### Your objective
Read the listing and extract each line that includes the word "author".
_____
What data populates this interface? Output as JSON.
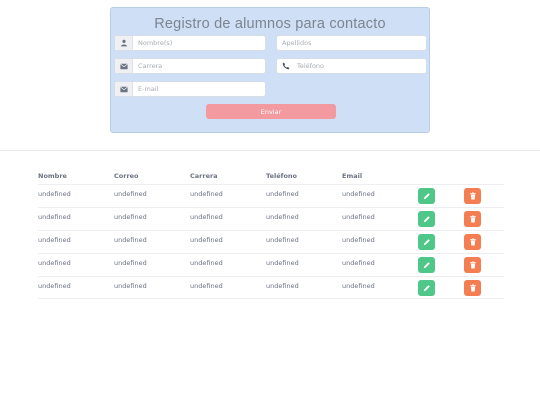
{
  "form": {
    "title": "Registro de alumnos para contacto",
    "fields": {
      "nombre": {
        "placeholder": "Nombre(s)",
        "icon": "user-icon"
      },
      "apellidos": {
        "placeholder": "Apellidos"
      },
      "carrera": {
        "placeholder": "Carrera",
        "icon": "envelope-icon"
      },
      "telefono": {
        "placeholder": "Teléfono",
        "icon": "phone-icon"
      },
      "email": {
        "placeholder": "E-mail",
        "icon": "envelope-icon"
      }
    },
    "submit_label": "Enviar",
    "colors": {
      "card": "#cfdff5",
      "submit": "#f39aa0"
    }
  },
  "table": {
    "headers": [
      "Nombre",
      "Correo",
      "Carrera",
      "Teléfono",
      "Email"
    ],
    "rows": [
      [
        "undefined",
        "undefined",
        "undefined",
        "undefined",
        "undefined"
      ],
      [
        "undefined",
        "undefined",
        "undefined",
        "undefined",
        "undefined"
      ],
      [
        "undefined",
        "undefined",
        "undefined",
        "undefined",
        "undefined"
      ],
      [
        "undefined",
        "undefined",
        "undefined",
        "undefined",
        "undefined"
      ],
      [
        "undefined",
        "undefined",
        "undefined",
        "undefined",
        "undefined"
      ]
    ],
    "actions": {
      "edit_icon": "pencil-icon",
      "delete_icon": "trash-icon",
      "edit_color": "#4fc788",
      "delete_color": "#f57d52"
    }
  }
}
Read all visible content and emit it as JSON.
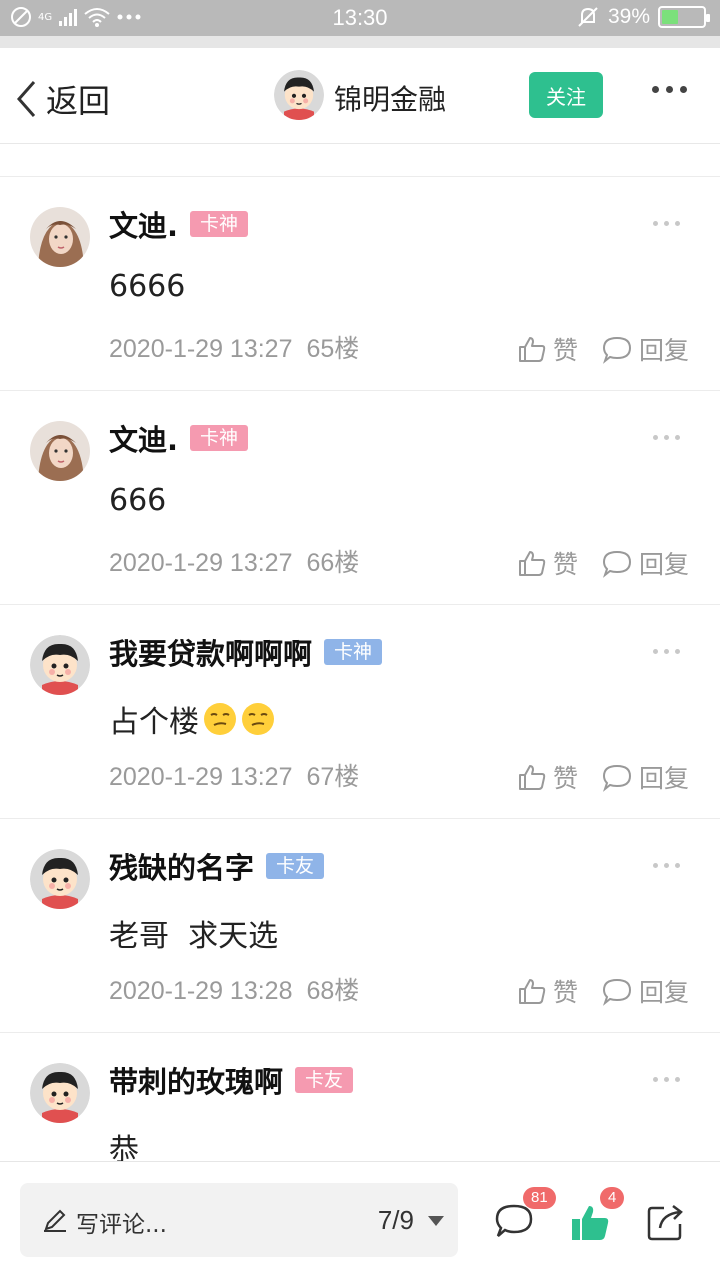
{
  "status_bar": {
    "time": "13:30",
    "network": "4G",
    "battery": "39%",
    "battery_level": 0.39
  },
  "header": {
    "back_label": "返回",
    "title": "锦明金融",
    "follow_label": "关注"
  },
  "colors": {
    "accent": "#2ec08f",
    "badge_kashen_pink": "#f59ab0",
    "badge_kashen_blue": "#8fb4e8",
    "badge_kayou_blue": "#8fb4e8",
    "badge_kayou_pink": "#f59ab0",
    "unread_red": "#f06a6a"
  },
  "comments": [
    {
      "author": "文迪.",
      "badge": "卡神",
      "badge_color": "#f59ab0",
      "avatar": "photo-avatar",
      "text": "6666",
      "time": "2020-1-29 13:27",
      "floor": "65楼",
      "like_label": "赞",
      "reply_label": "回复"
    },
    {
      "author": "文迪.",
      "badge": "卡神",
      "badge_color": "#f59ab0",
      "avatar": "photo-avatar",
      "text": "666",
      "time": "2020-1-29 13:27",
      "floor": "66楼",
      "like_label": "赞",
      "reply_label": "回复"
    },
    {
      "author": "我要贷款啊啊啊",
      "badge": "卡神",
      "badge_color": "#8fb4e8",
      "avatar": "cartoon-avatar",
      "text": "占个楼",
      "emojis": 2,
      "time": "2020-1-29 13:27",
      "floor": "67楼",
      "like_label": "赞",
      "reply_label": "回复"
    },
    {
      "author": "残缺的名字",
      "badge": "卡友",
      "badge_color": "#8fb4e8",
      "avatar": "cartoon-avatar",
      "text": "老哥  求天选",
      "time": "2020-1-29 13:28",
      "floor": "68楼",
      "like_label": "赞",
      "reply_label": "回复"
    },
    {
      "author": "带刺的玫瑰啊",
      "badge": "卡友",
      "badge_color": "#f59ab0",
      "avatar": "cartoon-avatar",
      "text": "恭",
      "time": "",
      "floor": "",
      "like_label": "",
      "reply_label": ""
    }
  ],
  "bottom_bar": {
    "write_placeholder": "写评论...",
    "page_indicator": "7/9",
    "comment_count": "81",
    "like_count": "4",
    "icons": [
      "comment-icon",
      "like-icon",
      "share-icon"
    ]
  }
}
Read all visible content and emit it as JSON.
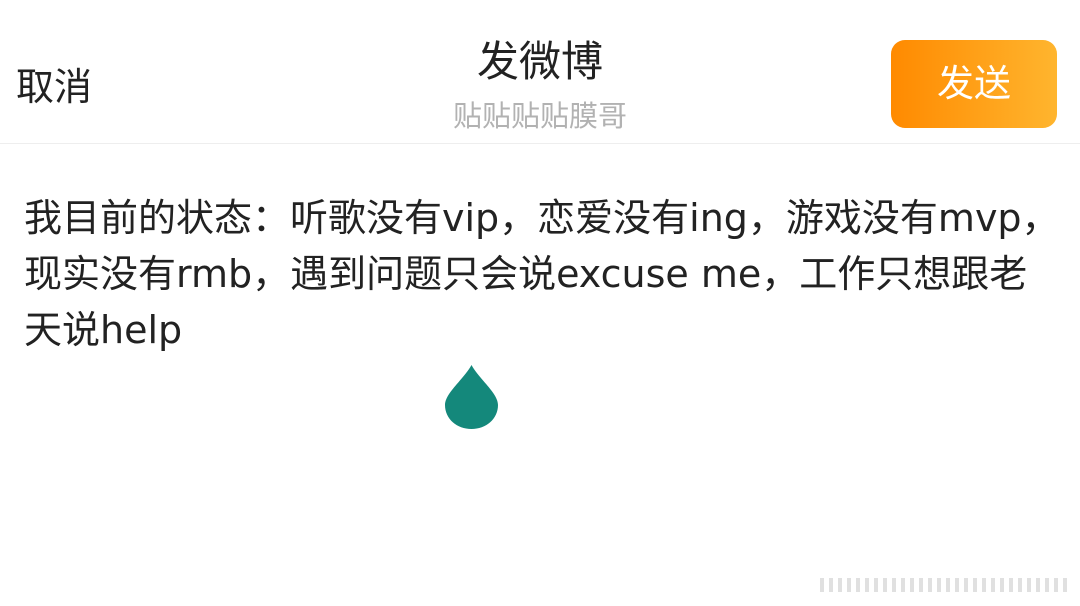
{
  "header": {
    "cancel_label": "取消",
    "title": "发微博",
    "subtitle": "贴贴贴贴膜哥",
    "send_label": "发送"
  },
  "colors": {
    "accent_start": "#ff8a00",
    "accent_end": "#ffb52e",
    "cursor_handle": "#14887b",
    "subtitle_text": "#b2b2b2"
  },
  "composer": {
    "text": "我目前的状态：听歌没有vip，恋爱没有ing，游戏没有mvp，现实没有rmb，遇到问题只会说excuse me，工作只想跟老天说help"
  },
  "icons": {
    "cursor_handle": "teardrop-cursor-handle-icon",
    "watermark": "striped-watermark-icon"
  }
}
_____
### Response to the exercise
      "author": "文迪.",
      "author": "文迪.",
      "author": "我要贷款啊啊啊",
      "author": "残缺的名字",
      "author": "带刺的玫瑰啊",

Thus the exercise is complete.